> TASK DESCRIPTION: State, as a number alone, how many lines of the data contain the string "label".

> DATA FOR THIS EXERCISE:

==================================================

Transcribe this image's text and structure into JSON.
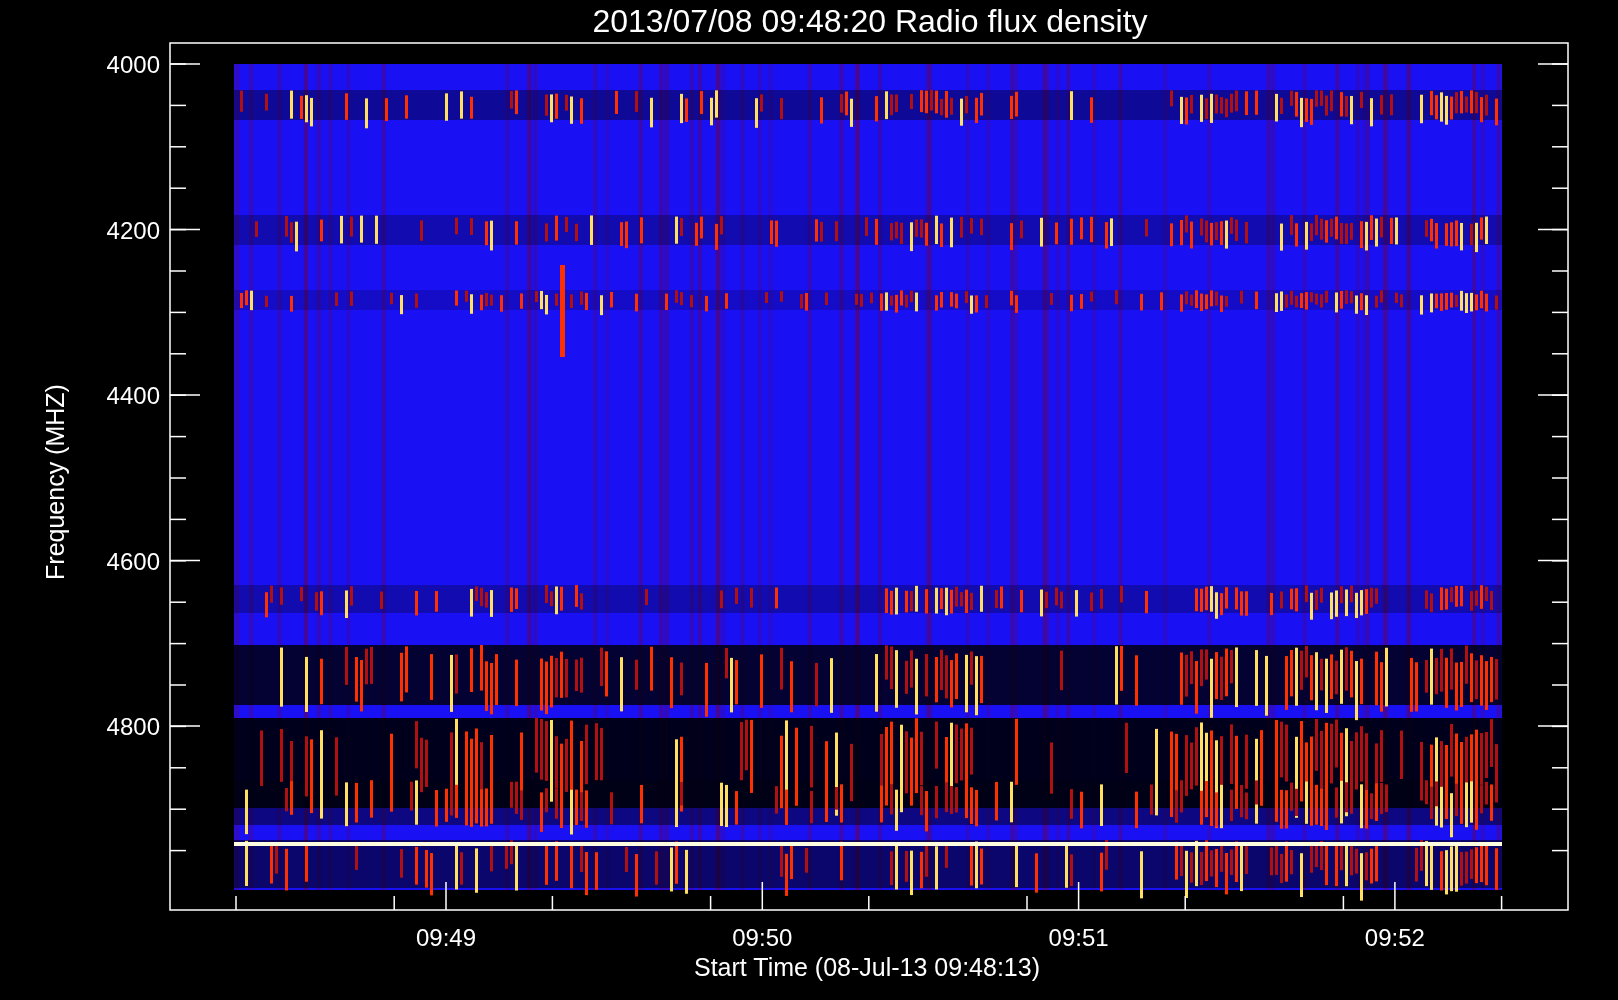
{
  "title": "2013/07/08 09:48:20 Radio flux density",
  "y_axis": {
    "label": "Frequency (MHZ)",
    "ticks": [
      "4000",
      "4200",
      "4400",
      "4600",
      "4800"
    ]
  },
  "x_axis": {
    "label": "Start Time (08-Jul-13 09:48:13)",
    "ticks": [
      "09:49",
      "09:50",
      "09:51",
      "09:52"
    ]
  }
}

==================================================

> SOLUTION: 2